> _Work to complete_
Your answer must be the full set of entries, repeated exactly.

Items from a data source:
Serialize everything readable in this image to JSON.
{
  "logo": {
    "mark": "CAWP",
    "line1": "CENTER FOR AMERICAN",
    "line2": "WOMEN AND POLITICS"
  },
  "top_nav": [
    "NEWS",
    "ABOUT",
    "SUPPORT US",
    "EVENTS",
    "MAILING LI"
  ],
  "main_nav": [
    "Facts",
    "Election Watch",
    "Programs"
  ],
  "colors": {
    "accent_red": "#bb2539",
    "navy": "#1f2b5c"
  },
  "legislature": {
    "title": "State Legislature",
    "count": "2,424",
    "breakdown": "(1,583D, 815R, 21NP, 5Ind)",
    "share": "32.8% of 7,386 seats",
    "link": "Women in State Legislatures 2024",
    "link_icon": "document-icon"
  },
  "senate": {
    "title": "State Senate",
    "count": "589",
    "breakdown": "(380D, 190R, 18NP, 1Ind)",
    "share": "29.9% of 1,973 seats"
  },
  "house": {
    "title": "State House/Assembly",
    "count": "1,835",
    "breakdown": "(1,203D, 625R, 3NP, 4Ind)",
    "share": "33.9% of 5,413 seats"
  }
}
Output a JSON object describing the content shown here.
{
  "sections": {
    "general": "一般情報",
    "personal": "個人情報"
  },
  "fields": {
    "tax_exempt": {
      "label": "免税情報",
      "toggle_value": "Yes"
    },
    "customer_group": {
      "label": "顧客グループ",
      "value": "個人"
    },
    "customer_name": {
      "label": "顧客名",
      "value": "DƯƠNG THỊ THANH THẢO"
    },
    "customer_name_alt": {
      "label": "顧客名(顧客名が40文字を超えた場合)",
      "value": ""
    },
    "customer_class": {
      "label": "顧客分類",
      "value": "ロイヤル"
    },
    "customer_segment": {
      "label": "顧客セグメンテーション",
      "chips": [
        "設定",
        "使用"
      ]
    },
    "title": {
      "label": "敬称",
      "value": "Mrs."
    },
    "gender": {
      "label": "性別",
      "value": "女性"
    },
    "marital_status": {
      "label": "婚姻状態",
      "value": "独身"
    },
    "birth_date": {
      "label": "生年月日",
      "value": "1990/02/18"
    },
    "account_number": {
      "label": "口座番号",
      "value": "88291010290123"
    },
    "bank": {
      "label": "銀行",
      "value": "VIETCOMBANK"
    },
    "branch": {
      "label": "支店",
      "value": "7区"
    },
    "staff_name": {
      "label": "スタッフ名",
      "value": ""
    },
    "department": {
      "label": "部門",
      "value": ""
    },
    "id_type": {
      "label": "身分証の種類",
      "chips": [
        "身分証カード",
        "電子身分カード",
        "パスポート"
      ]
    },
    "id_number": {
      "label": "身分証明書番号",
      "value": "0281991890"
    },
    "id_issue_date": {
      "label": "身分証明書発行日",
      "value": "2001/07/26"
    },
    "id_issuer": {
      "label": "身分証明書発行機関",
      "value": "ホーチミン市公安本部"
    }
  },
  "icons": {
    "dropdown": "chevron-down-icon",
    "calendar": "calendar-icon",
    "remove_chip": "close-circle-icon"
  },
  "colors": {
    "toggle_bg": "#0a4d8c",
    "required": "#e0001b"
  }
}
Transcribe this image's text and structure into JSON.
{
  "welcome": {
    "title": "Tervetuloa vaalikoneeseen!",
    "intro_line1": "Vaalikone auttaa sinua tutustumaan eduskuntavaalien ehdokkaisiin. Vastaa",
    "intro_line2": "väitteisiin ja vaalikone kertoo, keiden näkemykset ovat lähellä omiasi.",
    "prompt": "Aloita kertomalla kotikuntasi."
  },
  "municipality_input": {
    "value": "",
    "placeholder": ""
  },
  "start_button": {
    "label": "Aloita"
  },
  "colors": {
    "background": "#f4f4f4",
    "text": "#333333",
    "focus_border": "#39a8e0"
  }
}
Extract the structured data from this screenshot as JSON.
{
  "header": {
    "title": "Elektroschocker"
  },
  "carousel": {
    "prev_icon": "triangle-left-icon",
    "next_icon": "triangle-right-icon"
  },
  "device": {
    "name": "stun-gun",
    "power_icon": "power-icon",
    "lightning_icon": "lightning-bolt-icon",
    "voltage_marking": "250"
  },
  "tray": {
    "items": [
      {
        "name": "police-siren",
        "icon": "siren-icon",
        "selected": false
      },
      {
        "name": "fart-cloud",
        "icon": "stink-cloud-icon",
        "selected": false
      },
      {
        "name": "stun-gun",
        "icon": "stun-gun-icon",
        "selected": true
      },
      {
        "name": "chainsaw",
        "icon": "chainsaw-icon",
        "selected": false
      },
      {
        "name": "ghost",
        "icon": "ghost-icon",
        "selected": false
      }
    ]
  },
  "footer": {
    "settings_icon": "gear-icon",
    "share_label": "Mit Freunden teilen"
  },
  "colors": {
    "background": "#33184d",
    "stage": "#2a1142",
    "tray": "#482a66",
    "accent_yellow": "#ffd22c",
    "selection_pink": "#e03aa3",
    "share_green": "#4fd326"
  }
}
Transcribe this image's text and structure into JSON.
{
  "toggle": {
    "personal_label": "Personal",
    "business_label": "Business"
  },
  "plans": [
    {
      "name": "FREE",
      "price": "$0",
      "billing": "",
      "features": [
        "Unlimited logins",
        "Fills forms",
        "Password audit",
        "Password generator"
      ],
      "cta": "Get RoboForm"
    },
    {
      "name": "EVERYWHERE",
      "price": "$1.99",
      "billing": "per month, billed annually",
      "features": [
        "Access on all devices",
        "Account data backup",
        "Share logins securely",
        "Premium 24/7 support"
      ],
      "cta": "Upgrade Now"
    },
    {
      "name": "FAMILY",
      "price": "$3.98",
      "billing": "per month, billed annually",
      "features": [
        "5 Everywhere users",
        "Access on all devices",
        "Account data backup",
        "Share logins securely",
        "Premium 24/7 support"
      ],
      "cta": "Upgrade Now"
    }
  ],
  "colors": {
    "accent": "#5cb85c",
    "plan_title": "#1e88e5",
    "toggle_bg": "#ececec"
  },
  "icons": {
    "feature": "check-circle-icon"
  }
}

> _Solution to this task_
Serialize everything readable in this image to JSON.
{
  "logo": {
    "mark": "CAWP",
    "line1": "CENTER FOR AMERICAN",
    "line2": "WOMEN AND POLITICS"
  },
  "top_nav": [
    "NEWS",
    "ABOUT",
    "SUPPORT US",
    "EVENTS",
    "MAILING LI"
  ],
  "main_nav": [
    "Facts",
    "Election Watch",
    "Programs"
  ],
  "colors": {
    "accent_red": "#bb2539",
    "navy": "#1f2b5c"
  },
  "legislature": {
    "title": "State Legislature",
    "count": "2,424",
    "breakdown": "(1,583D, 815R, 21NP, 5Ind)",
    "share": "32.8% of 7,386 seats",
    "link": "Women in State Legislatures 2024",
    "link_icon": "document-icon"
  },
  "senate": {
    "title": "State Senate",
    "count": "589",
    "breakdown": "(380D, 190R, 18NP, 1Ind)",
    "share": "29.9% of 1,973 seats"
  },
  "house": {
    "title": "State House/Assembly",
    "count": "1,835",
    "breakdown": "(1,203D, 625R, 3NP, 4Ind)",
    "share": "33.9% of 5,413 seats"
  }
}
Output a JSON object describing the content shown here.
{
  "sections": {
    "general": "一般情報",
    "personal": "個人情報"
  },
  "fields": {
    "tax_exempt": {
      "label": "免税情報",
      "toggle_value": "Yes"
    },
    "customer_group": {
      "label": "顧客グループ",
      "value": "個人"
    },
    "customer_name": {
      "label": "顧客名",
      "value": "DƯƠNG THỊ THANH THẢO"
    },
    "customer_name_alt": {
      "label": "顧客名(顧客名が40文字を超えた場合)",
      "value": ""
    },
    "customer_class": {
      "label": "顧客分類",
      "value": "ロイヤル"
    },
    "customer_segment": {
      "label": "顧客セグメンテーション",
      "chips": [
        "設定",
        "使用"
      ]
    },
    "title": {
      "label": "敬称",
      "value": "Mrs."
    },
    "gender": {
      "label": "性別",
      "value": "女性"
    },
    "marital_status": {
      "label": "婚姻状態",
      "value": "独身"
    },
    "birth_date": {
      "label": "生年月日",
      "value": "1990/02/18"
    },
    "account_number": {
      "label": "口座番号",
      "value": "88291010290123"
    },
    "bank": {
      "label": "銀行",
      "value": "VIETCOMBANK"
    },
    "branch": {
      "label": "支店",
      "value": "7区"
    },
    "staff_name": {
      "label": "スタッフ名",
      "value": ""
    },
    "department": {
      "label": "部門",
      "value": ""
    },
    "id_type": {
      "label": "身分証の種類",
      "chips": [
        "身分証カード",
        "電子身分カード",
        "パスポート"
      ]
    },
    "id_number": {
      "label": "身分証明書番号",
      "value": "0281991890"
    },
    "id_issue_date": {
      "label": "身分証明書発行日",
      "value": "2001/07/26"
    },
    "id_issuer": {
      "label": "身分証明書発行機関",
      "value": "ホーチミン市公安本部"
    }
  },
  "icons": {
    "dropdown": "chevron-down-icon",
    "calendar": "calendar-icon",
    "remove_chip": "close-circle-icon"
  },
  "colors": {
    "toggle_bg": "#0a4d8c",
    "required": "#e0001b"
  }
}
Transcribe this image's text and structure into JSON.
{
  "welcome": {
    "title": "Tervetuloa vaalikoneeseen!",
    "intro_line1": "Vaalikone auttaa sinua tutustumaan eduskuntavaalien ehdokkaisiin. Vastaa",
    "intro_line2": "väitteisiin ja vaalikone kertoo, keiden näkemykset ovat lähellä omiasi.",
    "prompt": "Aloita kertomalla kotikuntasi."
  },
  "municipality_input": {
    "value": "",
    "placeholder": ""
  },
  "start_button": {
    "label": "Aloita"
  },
  "colors": {
    "background": "#f4f4f4",
    "text": "#333333",
    "focus_border": "#39a8e0"
  }
}
Extract the structured data from this screenshot as JSON.
{
  "header": {
    "title": "Elektroschocker"
  },
  "carousel": {
    "prev_icon": "triangle-left-icon",
    "next_icon": "triangle-right-icon"
  },
  "device": {
    "name": "stun-gun",
    "power_icon": "power-icon",
    "lightning_icon": "lightning-bolt-icon",
    "voltage_marking": "250"
  },
  "tray": {
    "items": [
      {
        "name": "police-siren",
        "icon": "siren-icon",
        "selected": false
      },
      {
        "name": "fart-cloud",
        "icon": "stink-cloud-icon",
        "selected": false
      },
      {
        "name": "stun-gun",
        "icon": "stun-gun-icon",
        "selected": true
      },
      {
        "name": "chainsaw",
        "icon": "chainsaw-icon",
        "selected": false
      },
      {
        "name": "ghost",
        "icon": "ghost-icon",
        "selected": false
      }
    ]
  },
  "footer": {
    "settings_icon": "gear-icon",
    "share_label": "Mit Freunden teilen"
  },
  "colors": {
    "background": "#33184d",
    "stage": "#2a1142",
    "tray": "#482a66",
    "accent_yellow": "#ffd22c",
    "selection_pink": "#e03aa3",
    "share_green": "#4fd326"
  }
}
Transcribe this image's text and structure into JSON.
{
  "toggle": {
    "personal_label": "Personal",
    "business_label": "Business"
  },
  "plans": [
    {
      "name": "FREE",
      "price": "$0",
      "billing": "",
      "features": [
        "Unlimited logins",
        "Fills forms",
        "Password audit",
        "Password generator"
      ],
      "cta": "Get RoboForm"
    },
    {
      "name": "EVERYWHERE",
      "price": "$1.99",
      "billing": "per month, billed annually",
      "features": [
        "Access on all devices",
        "Account data backup",
        "Share logins securely",
        "Premium 24/7 support"
      ],
      "cta": "Upgrade Now"
    },
    {
      "name": "FAMILY",
      "price": "$3.98",
      "billing": "per month, billed annually",
      "features": [
        "5 Everywhere users",
        "Access on all devices",
        "Account data backup",
        "Share logins securely",
        "Premium 24/7 support"
      ],
      "cta": "Upgrade Now"
    }
  ],
  "colors": {
    "accent": "#5cb85c",
    "plan_title": "#1e88e5",
    "toggle_bg": "#ececec"
  },
  "icons": {
    "feature": "check-circle-icon"
  }
}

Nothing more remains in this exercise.